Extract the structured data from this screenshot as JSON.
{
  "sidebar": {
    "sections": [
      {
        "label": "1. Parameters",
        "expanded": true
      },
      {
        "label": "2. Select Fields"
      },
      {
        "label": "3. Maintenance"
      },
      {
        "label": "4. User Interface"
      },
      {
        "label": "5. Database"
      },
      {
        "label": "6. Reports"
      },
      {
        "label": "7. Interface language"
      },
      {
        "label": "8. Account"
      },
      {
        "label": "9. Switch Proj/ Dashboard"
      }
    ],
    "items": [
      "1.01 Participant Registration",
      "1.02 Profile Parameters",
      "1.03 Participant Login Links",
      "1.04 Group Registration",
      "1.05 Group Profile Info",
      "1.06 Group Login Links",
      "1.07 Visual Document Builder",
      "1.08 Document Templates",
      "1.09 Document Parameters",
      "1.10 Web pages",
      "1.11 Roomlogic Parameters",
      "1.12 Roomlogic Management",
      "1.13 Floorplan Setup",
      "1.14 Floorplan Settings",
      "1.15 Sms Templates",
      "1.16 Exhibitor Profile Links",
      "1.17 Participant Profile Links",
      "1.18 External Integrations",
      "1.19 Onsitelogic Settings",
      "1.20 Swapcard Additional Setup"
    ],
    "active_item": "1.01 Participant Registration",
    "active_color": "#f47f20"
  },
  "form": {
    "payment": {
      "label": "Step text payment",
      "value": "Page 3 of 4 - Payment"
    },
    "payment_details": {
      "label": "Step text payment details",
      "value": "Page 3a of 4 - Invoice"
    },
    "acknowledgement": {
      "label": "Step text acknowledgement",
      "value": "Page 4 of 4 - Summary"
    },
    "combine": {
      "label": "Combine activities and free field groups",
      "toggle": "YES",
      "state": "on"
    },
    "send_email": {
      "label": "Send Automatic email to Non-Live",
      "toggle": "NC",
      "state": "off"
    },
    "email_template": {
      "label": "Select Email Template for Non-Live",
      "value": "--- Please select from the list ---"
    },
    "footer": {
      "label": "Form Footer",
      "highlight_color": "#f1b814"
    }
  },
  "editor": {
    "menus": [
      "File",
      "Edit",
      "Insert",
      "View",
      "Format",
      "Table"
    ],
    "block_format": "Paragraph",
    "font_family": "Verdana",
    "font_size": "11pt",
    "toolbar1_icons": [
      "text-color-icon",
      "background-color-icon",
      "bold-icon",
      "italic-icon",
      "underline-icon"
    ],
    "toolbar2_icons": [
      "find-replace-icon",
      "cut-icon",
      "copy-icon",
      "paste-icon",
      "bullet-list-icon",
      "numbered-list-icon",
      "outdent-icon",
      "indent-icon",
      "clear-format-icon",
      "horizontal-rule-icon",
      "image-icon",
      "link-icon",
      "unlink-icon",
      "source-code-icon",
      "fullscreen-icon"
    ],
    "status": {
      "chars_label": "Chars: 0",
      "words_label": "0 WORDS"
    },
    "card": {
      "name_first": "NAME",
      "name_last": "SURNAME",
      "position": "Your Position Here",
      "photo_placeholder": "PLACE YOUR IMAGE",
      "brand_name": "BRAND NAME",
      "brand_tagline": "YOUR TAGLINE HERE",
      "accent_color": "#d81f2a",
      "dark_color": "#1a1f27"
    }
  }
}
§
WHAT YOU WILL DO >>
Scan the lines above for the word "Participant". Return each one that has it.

TASK SOLUTION >>
      "1.01 Participant Registration",
      "1.03 Participant Login Links",
      "1.17 Participant Profile Links",
    "active_item": "1.01 Participant Registration",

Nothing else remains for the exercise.